### Exercise brief
In the data below, which lines contain "Доходы"? List them by copying each one.
[[ Data for review, beginning ]]
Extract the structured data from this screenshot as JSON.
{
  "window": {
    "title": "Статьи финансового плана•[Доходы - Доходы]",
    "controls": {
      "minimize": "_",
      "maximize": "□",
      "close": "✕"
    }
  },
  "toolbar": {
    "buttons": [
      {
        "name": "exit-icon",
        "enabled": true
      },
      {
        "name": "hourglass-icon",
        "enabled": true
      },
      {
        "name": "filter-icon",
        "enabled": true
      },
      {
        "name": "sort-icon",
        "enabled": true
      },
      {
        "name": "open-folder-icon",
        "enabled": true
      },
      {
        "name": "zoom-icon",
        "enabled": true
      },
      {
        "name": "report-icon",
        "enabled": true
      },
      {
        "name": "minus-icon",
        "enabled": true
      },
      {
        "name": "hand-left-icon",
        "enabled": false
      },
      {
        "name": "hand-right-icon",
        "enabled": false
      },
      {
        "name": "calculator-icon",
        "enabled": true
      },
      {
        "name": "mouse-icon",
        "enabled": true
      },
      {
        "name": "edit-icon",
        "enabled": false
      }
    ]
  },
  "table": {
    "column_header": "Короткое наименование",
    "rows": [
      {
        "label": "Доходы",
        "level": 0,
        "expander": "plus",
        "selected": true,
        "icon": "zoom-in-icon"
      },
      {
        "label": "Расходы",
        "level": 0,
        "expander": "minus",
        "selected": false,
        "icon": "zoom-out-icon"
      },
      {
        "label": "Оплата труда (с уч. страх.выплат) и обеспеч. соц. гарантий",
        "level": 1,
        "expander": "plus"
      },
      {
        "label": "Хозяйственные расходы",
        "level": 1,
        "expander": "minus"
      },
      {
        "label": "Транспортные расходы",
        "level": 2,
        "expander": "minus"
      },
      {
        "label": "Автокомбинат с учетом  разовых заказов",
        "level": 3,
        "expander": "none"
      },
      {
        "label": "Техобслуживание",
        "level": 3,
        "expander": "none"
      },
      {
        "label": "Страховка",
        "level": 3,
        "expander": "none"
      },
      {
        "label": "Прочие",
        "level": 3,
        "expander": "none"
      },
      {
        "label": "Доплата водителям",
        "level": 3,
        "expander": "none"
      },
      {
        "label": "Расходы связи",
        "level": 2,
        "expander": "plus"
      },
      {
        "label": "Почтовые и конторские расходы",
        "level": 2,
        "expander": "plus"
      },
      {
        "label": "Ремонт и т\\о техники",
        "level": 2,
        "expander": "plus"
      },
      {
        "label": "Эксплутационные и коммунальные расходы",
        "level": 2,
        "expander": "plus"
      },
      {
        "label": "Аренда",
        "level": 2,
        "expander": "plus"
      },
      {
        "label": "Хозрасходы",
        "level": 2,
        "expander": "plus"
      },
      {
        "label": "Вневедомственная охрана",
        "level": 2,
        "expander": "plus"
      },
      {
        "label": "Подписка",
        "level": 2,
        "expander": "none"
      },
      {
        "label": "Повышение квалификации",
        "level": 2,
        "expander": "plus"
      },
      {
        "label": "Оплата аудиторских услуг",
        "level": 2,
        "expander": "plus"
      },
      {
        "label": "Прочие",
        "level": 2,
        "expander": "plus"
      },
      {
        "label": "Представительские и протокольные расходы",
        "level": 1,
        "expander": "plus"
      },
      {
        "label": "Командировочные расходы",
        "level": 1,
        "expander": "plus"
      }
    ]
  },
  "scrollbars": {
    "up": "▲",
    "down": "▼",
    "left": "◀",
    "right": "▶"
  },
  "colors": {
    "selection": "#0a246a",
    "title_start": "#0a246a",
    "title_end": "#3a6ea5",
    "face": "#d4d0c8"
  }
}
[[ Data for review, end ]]
### Output for this exercise
    "title": "Статьи финансового плана•[Доходы - Доходы]",
        "label": "Доходы",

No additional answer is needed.